There’s a great post waiting to be written about Britain’s “Big Society” effort, the Conservative (and now Liberal) government’s attempt to patch over drastic government cuts with an optimistic program of social entrepreneurship. While waiting to write that, I found this article in the NYT about a village in Spain that has run out of money and relying on volunteers to
It didn’t take long for Manuel García Murillo, a bricklayer who took over as mayor here last June, to realize that his town was in trouble. It was 800,000 euros, a little more than $1 million, in the red. There was no cash on hand to pay for anything — and there was work that needed to be done.
But then an amazing thing happened, he said. Just as the health department was about to close down the day care center because it didn’t have a proper kitchen, Bernardo Benítez, a construction worker, offered to put up the walls and the tiles free. Then, Maria José Carmona, an adult education teacher, stepped in to clean the place up.
And somehow, the volunteers just kept coming.
But what has brought Higuera de la Serena a measure of fame in Spain is that the residents have stepped up where their government has failed.
The Times has been pretty savvy about pointing out the complexities of such stories, but this one reads uncharacteristically like a fairy tale. Volunteers cleaning up parks and planting trees is one thing, volunteers running jails and schools is quite another. Of course it’s wonderful to imagine people coming together to create a great society and improve public spaces and institutions. But often those efforts become their own justifications for removing government from the picture. And in many institutions, like public schools, the effort falls disproportionately on women and the consequences fall disproportionately on the poor.

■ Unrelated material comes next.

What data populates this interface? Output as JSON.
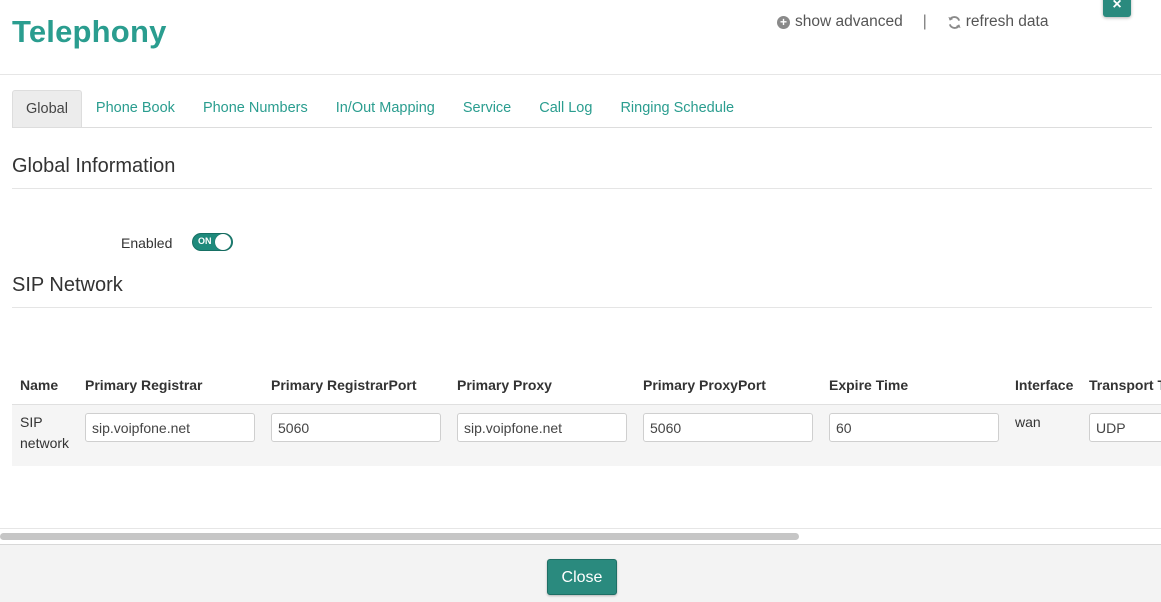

In the U.S., PTA organizations spend all of their time raising money to pay for basic classroom supplies and activities, and they’re filled almost entirely by mothers. Calling that voluntary “participation” is a bit misleading: it’s more like unpaid servitude, with volunteers serving as toothless tax collectors. The wonderful thing about societies is that people will step up. But that can never be the whole story.